Count how many lines in the entries below hold "Third". Only the number belongs in the answer.
--*--
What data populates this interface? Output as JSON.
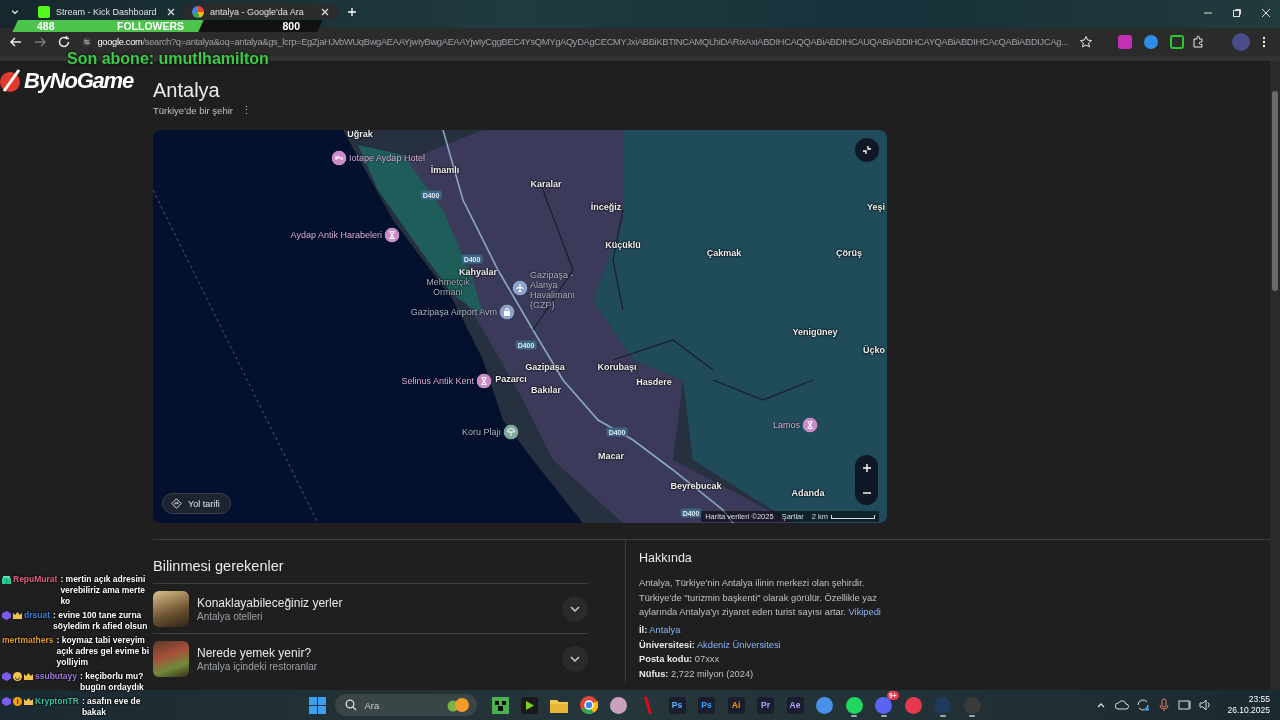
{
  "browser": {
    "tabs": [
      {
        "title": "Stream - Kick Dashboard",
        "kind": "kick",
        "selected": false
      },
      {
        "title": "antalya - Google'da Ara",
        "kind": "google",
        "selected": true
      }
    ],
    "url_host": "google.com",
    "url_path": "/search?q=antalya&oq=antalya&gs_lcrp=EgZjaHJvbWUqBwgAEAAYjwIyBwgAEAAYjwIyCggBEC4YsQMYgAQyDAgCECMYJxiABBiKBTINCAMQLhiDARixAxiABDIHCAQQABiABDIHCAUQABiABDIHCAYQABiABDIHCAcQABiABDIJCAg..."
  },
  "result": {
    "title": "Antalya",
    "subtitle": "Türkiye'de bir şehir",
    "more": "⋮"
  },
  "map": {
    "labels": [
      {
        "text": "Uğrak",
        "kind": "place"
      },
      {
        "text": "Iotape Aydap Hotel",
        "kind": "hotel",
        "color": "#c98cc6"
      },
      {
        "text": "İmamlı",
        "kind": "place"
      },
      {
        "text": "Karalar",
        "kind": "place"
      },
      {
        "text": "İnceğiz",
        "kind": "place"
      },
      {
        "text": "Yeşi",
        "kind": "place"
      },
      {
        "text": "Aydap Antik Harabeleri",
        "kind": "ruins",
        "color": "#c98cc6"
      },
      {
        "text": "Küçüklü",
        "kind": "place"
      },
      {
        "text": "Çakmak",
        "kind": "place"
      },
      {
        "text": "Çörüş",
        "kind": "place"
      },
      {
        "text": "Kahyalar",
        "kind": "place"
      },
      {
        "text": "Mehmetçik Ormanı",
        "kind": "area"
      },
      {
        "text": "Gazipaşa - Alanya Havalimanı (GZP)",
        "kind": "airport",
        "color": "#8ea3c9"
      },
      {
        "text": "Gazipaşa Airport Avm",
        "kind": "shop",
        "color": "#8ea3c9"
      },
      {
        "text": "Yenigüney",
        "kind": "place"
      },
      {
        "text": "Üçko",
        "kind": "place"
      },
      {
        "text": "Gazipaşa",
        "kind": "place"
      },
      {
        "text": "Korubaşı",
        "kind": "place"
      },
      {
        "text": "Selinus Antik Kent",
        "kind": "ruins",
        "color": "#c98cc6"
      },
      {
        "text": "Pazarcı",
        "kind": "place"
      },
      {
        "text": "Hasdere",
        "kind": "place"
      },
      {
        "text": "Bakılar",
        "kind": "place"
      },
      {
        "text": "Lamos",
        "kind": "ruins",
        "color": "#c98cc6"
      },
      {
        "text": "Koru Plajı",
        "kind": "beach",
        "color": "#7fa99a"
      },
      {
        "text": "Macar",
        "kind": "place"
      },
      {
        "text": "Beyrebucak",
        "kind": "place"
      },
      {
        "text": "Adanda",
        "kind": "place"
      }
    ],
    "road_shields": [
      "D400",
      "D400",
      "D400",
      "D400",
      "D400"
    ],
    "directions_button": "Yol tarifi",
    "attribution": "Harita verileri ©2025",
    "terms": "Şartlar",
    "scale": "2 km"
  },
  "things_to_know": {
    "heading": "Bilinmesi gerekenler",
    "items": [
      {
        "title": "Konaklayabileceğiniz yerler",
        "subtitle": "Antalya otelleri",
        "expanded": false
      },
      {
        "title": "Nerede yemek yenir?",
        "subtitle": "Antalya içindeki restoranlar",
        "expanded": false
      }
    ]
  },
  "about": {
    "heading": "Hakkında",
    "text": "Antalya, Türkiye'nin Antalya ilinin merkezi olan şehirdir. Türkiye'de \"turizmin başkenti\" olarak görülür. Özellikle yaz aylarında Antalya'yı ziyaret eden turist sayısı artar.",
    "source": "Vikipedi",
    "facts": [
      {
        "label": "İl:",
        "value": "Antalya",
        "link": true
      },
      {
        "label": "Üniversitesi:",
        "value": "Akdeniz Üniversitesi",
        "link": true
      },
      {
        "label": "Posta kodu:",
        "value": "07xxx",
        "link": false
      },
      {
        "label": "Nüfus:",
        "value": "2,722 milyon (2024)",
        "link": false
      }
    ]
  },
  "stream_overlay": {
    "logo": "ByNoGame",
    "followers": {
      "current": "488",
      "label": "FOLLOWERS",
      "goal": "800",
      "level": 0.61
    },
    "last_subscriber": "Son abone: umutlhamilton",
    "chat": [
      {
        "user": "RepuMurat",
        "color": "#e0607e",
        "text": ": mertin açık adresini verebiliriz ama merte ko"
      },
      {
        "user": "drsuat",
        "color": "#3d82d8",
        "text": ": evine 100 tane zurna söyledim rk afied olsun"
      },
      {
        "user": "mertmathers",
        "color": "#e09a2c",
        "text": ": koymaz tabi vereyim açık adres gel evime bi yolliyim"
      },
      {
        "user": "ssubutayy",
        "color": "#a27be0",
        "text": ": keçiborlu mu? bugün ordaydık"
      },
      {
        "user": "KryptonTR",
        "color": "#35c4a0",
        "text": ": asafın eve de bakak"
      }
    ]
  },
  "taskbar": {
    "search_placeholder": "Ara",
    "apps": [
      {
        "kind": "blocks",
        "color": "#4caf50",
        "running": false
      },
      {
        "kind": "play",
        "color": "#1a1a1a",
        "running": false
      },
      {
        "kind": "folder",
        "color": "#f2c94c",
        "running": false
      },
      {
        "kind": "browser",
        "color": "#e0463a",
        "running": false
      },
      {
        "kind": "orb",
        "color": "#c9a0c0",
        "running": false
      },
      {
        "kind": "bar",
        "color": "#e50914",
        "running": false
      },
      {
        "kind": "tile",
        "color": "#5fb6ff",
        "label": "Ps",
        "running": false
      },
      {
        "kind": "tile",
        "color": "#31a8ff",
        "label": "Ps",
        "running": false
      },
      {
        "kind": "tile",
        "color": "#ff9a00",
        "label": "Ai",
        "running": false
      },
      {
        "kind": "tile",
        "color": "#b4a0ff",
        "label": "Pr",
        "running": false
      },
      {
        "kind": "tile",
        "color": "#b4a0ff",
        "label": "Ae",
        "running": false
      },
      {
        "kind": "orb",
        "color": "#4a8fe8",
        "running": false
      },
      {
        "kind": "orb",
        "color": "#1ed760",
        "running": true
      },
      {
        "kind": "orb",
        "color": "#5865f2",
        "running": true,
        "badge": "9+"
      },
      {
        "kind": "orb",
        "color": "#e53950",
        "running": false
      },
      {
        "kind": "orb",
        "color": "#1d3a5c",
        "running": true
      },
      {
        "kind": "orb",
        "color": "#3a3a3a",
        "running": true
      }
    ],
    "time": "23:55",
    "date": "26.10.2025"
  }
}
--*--
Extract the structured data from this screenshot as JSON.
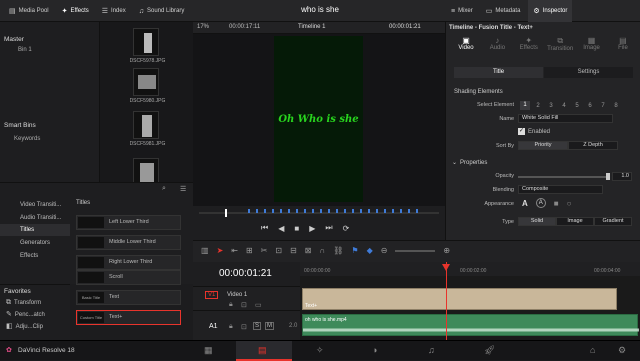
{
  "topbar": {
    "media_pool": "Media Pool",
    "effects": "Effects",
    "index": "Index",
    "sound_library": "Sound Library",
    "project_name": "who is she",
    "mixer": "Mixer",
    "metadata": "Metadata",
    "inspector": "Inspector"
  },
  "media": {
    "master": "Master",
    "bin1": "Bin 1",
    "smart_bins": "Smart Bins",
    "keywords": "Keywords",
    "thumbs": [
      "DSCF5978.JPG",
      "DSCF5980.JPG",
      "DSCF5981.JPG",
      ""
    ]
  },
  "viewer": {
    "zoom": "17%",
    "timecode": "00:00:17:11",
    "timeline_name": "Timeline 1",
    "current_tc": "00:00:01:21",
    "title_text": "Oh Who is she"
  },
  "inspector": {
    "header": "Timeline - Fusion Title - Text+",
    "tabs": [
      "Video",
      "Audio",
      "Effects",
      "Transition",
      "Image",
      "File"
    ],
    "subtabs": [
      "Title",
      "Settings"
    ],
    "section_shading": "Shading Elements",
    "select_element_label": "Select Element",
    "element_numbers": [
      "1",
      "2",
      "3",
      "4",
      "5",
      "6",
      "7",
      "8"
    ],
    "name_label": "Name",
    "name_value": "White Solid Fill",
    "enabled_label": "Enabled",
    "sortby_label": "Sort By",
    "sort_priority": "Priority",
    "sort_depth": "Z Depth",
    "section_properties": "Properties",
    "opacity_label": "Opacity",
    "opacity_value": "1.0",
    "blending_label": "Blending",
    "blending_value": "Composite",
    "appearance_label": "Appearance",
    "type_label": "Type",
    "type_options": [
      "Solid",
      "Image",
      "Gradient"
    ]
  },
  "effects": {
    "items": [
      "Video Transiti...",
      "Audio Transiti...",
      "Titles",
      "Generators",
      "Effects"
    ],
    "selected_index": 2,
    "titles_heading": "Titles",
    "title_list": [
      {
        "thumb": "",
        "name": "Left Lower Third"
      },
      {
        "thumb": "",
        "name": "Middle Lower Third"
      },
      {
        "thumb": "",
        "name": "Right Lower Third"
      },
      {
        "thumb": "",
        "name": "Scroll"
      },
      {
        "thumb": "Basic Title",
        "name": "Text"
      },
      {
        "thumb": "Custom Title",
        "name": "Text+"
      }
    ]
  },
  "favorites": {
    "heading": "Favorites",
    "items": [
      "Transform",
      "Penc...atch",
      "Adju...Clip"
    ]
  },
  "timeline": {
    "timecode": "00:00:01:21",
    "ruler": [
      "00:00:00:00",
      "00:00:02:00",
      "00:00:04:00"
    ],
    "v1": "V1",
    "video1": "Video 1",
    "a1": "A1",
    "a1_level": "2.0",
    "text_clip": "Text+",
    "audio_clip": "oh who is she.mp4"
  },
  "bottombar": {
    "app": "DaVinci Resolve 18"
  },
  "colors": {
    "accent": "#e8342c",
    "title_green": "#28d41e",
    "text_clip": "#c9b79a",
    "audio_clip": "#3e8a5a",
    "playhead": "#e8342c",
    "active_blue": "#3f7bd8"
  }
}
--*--
TASK ANSWER:
3